» **REQUIREMENT**:
Nothing but the records, repeated exactly, should form the response.

=== SUPPLIED ENTRIES ===

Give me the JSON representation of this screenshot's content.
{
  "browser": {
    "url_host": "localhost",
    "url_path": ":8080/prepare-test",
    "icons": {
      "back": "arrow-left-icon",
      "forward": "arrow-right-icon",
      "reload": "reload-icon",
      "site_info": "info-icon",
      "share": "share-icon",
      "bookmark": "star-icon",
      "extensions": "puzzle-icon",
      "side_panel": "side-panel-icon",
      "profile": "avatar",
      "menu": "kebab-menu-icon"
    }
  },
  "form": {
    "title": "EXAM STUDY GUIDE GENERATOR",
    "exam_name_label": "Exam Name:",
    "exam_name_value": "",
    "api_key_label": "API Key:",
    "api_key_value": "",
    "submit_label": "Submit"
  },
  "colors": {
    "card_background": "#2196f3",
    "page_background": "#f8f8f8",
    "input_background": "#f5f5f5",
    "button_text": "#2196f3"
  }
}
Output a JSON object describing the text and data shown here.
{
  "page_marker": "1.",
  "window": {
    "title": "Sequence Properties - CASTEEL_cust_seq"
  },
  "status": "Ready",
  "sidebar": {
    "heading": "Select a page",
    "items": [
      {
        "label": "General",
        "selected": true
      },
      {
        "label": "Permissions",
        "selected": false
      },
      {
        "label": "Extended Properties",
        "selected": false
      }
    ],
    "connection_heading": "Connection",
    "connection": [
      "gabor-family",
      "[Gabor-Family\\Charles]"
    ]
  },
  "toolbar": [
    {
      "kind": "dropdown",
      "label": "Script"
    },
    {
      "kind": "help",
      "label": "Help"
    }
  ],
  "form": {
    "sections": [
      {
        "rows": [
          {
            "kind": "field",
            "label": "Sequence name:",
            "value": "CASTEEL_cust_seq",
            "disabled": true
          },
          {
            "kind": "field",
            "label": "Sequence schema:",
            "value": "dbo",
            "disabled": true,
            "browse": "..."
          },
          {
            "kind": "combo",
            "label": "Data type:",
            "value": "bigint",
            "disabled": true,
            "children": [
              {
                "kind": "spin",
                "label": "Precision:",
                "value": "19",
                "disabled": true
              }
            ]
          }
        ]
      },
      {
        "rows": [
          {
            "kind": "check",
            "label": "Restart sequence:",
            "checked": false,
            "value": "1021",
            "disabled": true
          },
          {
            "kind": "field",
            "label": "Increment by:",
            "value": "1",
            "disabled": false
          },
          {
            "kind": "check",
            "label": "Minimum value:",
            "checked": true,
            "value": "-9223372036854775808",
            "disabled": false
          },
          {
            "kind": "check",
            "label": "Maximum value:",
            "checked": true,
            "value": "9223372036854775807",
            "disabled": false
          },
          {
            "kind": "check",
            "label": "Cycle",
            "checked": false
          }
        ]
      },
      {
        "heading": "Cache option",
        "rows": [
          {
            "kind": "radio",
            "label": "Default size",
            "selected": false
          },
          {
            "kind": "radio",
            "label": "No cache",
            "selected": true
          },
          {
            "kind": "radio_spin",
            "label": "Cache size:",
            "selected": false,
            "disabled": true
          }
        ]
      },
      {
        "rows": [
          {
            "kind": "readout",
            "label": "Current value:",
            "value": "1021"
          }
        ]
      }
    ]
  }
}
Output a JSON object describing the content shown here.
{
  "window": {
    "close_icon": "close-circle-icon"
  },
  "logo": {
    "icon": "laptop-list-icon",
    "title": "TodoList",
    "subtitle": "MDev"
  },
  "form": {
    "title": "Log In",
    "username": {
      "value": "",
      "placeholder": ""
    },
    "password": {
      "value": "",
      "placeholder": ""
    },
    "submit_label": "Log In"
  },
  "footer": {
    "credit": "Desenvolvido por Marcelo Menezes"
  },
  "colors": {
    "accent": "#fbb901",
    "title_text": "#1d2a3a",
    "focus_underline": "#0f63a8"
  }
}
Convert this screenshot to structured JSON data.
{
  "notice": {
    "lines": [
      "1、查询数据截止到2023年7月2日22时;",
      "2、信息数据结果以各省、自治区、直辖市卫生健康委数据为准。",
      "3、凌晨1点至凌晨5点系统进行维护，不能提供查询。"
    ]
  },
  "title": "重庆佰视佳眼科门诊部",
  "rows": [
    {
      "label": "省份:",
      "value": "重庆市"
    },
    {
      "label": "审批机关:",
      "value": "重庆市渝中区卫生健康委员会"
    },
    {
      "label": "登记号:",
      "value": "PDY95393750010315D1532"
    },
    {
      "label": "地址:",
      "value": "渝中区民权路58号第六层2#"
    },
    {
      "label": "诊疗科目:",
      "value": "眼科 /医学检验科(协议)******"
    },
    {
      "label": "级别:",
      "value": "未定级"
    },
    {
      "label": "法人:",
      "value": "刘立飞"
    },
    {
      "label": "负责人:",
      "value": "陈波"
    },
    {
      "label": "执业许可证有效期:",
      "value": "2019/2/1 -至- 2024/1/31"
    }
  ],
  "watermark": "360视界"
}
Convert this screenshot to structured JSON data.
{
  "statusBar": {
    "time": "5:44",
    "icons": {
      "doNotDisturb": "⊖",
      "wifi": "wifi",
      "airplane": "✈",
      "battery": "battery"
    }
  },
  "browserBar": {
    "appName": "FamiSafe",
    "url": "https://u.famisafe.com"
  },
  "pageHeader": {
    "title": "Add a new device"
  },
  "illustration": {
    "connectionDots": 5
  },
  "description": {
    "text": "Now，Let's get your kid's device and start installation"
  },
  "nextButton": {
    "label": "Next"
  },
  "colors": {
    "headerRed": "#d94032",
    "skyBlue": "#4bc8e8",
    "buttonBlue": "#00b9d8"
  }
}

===

» **COMPLETED EXERCISE**:
Give me the JSON representation of this screenshot's content.
{
  "browser": {
    "url_host": "localhost",
    "url_path": ":8080/prepare-test",
    "icons": {
      "back": "arrow-left-icon",
      "forward": "arrow-right-icon",
      "reload": "reload-icon",
      "site_info": "info-icon",
      "share": "share-icon",
      "bookmark": "star-icon",
      "extensions": "puzzle-icon",
      "side_panel": "side-panel-icon",
      "profile": "avatar",
      "menu": "kebab-menu-icon"
    }
  },
  "form": {
    "title": "EXAM STUDY GUIDE GENERATOR",
    "exam_name_label": "Exam Name:",
    "exam_name_value": "",
    "api_key_label": "API Key:",
    "api_key_value": "",
    "submit_label": "Submit"
  },
  "colors": {
    "card_background": "#2196f3",
    "page_background": "#f8f8f8",
    "input_background": "#f5f5f5",
    "button_text": "#2196f3"
  }
}
Output a JSON object describing the text and data shown here.
{
  "page_marker": "1.",
  "window": {
    "title": "Sequence Properties - CASTEEL_cust_seq"
  },
  "status": "Ready",
  "sidebar": {
    "heading": "Select a page",
    "items": [
      {
        "label": "General",
        "selected": true
      },
      {
        "label": "Permissions",
        "selected": false
      },
      {
        "label": "Extended Properties",
        "selected": false
      }
    ],
    "connection_heading": "Connection",
    "connection": [
      "gabor-family",
      "[Gabor-Family\\Charles]"
    ]
  },
  "toolbar": [
    {
      "kind": "dropdown",
      "label": "Script"
    },
    {
      "kind": "help",
      "label": "Help"
    }
  ],
  "form": {
    "sections": [
      {
        "rows": [
          {
            "kind": "field",
            "label": "Sequence name:",
            "value": "CASTEEL_cust_seq",
            "disabled": true
          },
          {
            "kind": "field",
            "label": "Sequence schema:",
            "value": "dbo",
            "disabled": true,
            "browse": "..."
          },
          {
            "kind": "combo",
            "label": "Data type:",
            "value": "bigint",
            "disabled": true,
            "children": [
              {
                "kind": "spin",
                "label": "Precision:",
                "value": "19",
                "disabled": true
              }
            ]
          }
        ]
      },
      {
        "rows": [
          {
            "kind": "check",
            "label": "Restart sequence:",
            "checked": false,
            "value": "1021",
            "disabled": true
          },
          {
            "kind": "field",
            "label": "Increment by:",
            "value": "1",
            "disabled": false
          },
          {
            "kind": "check",
            "label": "Minimum value:",
            "checked": true,
            "value": "-9223372036854775808",
            "disabled": false
          },
          {
            "kind": "check",
            "label": "Maximum value:",
            "checked": true,
            "value": "9223372036854775807",
            "disabled": false
          },
          {
            "kind": "check",
            "label": "Cycle",
            "checked": false
          }
        ]
      },
      {
        "heading": "Cache option",
        "rows": [
          {
            "kind": "radio",
            "label": "Default size",
            "selected": false
          },
          {
            "kind": "radio",
            "label": "No cache",
            "selected": true
          },
          {
            "kind": "radio_spin",
            "label": "Cache size:",
            "selected": false,
            "disabled": true
          }
        ]
      },
      {
        "rows": [
          {
            "kind": "readout",
            "label": "Current value:",
            "value": "1021"
          }
        ]
      }
    ]
  }
}
Output a JSON object describing the content shown here.
{
  "window": {
    "close_icon": "close-circle-icon"
  },
  "logo": {
    "icon": "laptop-list-icon",
    "title": "TodoList",
    "subtitle": "MDev"
  },
  "form": {
    "title": "Log In",
    "username": {
      "value": "",
      "placeholder": ""
    },
    "password": {
      "value": "",
      "placeholder": ""
    },
    "submit_label": "Log In"
  },
  "footer": {
    "credit": "Desenvolvido por Marcelo Menezes"
  },
  "colors": {
    "accent": "#fbb901",
    "title_text": "#1d2a3a",
    "focus_underline": "#0f63a8"
  }
}
Convert this screenshot to structured JSON data.
{
  "notice": {
    "lines": [
      "1、查询数据截止到2023年7月2日22时;",
      "2、信息数据结果以各省、自治区、直辖市卫生健康委数据为准。",
      "3、凌晨1点至凌晨5点系统进行维护，不能提供查询。"
    ]
  },
  "title": "重庆佰视佳眼科门诊部",
  "rows": [
    {
      "label": "省份:",
      "value": "重庆市"
    },
    {
      "label": "审批机关:",
      "value": "重庆市渝中区卫生健康委员会"
    },
    {
      "label": "登记号:",
      "value": "PDY95393750010315D1532"
    },
    {
      "label": "地址:",
      "value": "渝中区民权路58号第六层2#"
    },
    {
      "label": "诊疗科目:",
      "value": "眼科 /医学检验科(协议)******"
    },
    {
      "label": "级别:",
      "value": "未定级"
    },
    {
      "label": "法人:",
      "value": "刘立飞"
    },
    {
      "label": "负责人:",
      "value": "陈波"
    },
    {
      "label": "执业许可证有效期:",
      "value": "2019/2/1 -至- 2024/1/31"
    }
  ],
  "watermark": "360视界"
}
Convert this screenshot to structured JSON data.
{
  "statusBar": {
    "time": "5:44",
    "icons": {
      "doNotDisturb": "⊖",
      "wifi": "wifi",
      "airplane": "✈",
      "battery": "battery"
    }
  },
  "browserBar": {
    "appName": "FamiSafe",
    "url": "https://u.famisafe.com"
  },
  "pageHeader": {
    "title": "Add a new device"
  },
  "illustration": {
    "connectionDots": 5
  },
  "description": {
    "text": "Now，Let's get your kid's device and start installation"
  },
  "nextButton": {
    "label": "Next"
  },
  "colors": {
    "headerRed": "#d94032",
    "skyBlue": "#4bc8e8",
    "buttonBlue": "#00b9d8"
  }
}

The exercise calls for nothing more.